In historic masonry structures, the mortar is weaker and therefore the first element to give. This is intentional so that the bricks don’t break, the mortar does. Between 1873 and the 1930s, brick and mortar actually became stronger. Interestingly for Troy, we had a fire in 1862 that destroyed hundreds of buildings in the city. Much of the cities brick structures that are still around were built between 1880-1920. This leaves us masons in a tough spot to find the right historical mixture of lime, Portland and sand to respect the age and strength of the brick and mortar of that time. We have been using a mix prescribed by the Troy Architectural Program: 1 part Portland cement, 3 parts hydrated lime and 6 parts sand.
Here are some before and after pictures of an 1890 brick structure on 9th Street in Troy. This historical mix is intentionally weaker than regular type n- and type s-mortars you find at the big box stores. It is intentionally weaker because the original mortar is not as strong.
The National Parks Service of the U.S. Government tells the history of mortar and Portland cement as:

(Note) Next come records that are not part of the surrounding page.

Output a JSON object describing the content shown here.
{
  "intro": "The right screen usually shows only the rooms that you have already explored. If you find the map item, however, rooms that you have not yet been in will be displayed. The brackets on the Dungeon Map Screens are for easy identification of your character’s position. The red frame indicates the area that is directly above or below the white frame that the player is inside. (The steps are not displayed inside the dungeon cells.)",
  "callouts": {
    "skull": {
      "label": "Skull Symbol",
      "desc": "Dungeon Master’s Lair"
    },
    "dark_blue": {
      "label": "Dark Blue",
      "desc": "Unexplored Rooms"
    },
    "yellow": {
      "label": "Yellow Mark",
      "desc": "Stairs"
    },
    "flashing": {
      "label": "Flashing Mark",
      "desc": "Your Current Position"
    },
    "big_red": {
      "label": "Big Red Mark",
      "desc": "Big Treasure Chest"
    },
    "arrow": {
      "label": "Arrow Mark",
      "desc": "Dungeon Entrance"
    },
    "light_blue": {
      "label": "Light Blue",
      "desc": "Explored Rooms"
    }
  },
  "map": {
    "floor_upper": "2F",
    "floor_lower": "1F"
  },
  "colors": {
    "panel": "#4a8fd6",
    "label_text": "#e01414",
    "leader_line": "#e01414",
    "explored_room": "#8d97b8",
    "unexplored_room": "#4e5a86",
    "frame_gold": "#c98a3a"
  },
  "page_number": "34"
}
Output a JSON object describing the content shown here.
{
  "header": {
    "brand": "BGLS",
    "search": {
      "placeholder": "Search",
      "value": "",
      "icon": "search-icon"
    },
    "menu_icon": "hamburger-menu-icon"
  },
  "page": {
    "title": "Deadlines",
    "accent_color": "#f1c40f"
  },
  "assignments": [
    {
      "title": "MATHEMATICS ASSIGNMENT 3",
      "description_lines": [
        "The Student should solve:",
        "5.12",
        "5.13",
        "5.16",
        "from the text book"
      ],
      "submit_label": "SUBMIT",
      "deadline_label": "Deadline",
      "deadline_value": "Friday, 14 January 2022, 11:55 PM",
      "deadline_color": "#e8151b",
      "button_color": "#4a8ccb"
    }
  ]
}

“Historical Background Mortar consisting primarily of lime and sand has been used as an integral part of masonry structures for thousands of years. Up until about the mid-19th century, lime or quicklime (sometimes called lump lime) was delivered to construction sites, where it had to be slaked, or combined with water. Mixing with water caused it to boil and resulted in a wet lime putty that was left to mature in a pit or wooden box for several weeks, up to a year. Traditional mortar was made from lime putty, or slaked lime, combined with local sand, generally in a ratio of 1 part lime putty to 3 parts sand by volume. Often other ingredients, such as crushed marine shells (another source of lime), brick dust, clay, natural cements, pigments, and even animal hair were also added to mortar, but the basic formulation for lime putty and sand mortar remained unchanged for centuries until the advent of portland cement or its forerunner, Roman cement, a natural, hydraulic cement.
Portland cement was patented in Great Britain in 1824. It was named after the stone from Portland in Dorset which it resembled when hard. This is a fast-curing, hydraulic cement which hardens under water. Portland cement was first manufactured in the United States in 1872, although it was imported before this date. But it was not in common use throughout the country until the early 20th century. Up until the turn of the century portland cement was considered primarily an additive, or "minor ingredient" to help accelerate mortar set time. By the 1930s, however, most masons used a mix of equal parts portland cement and lime putty. Thus, the mortar found in masonry structures built between 1873 and 1930 can range from pure lime and sand mixes to a wide variety of lime, portland cement, and sand combinations.
In the 1930s more new mortar products intended to hasten and simplify masons' work were introduced in the U.S. These included masonry cement, a premixed, bagged mortar which is a combination of portland cement and ground limestone, and hydrated lime, machine-slaked lime that eliminated the necessity of slaking quicklime into putty at the site.”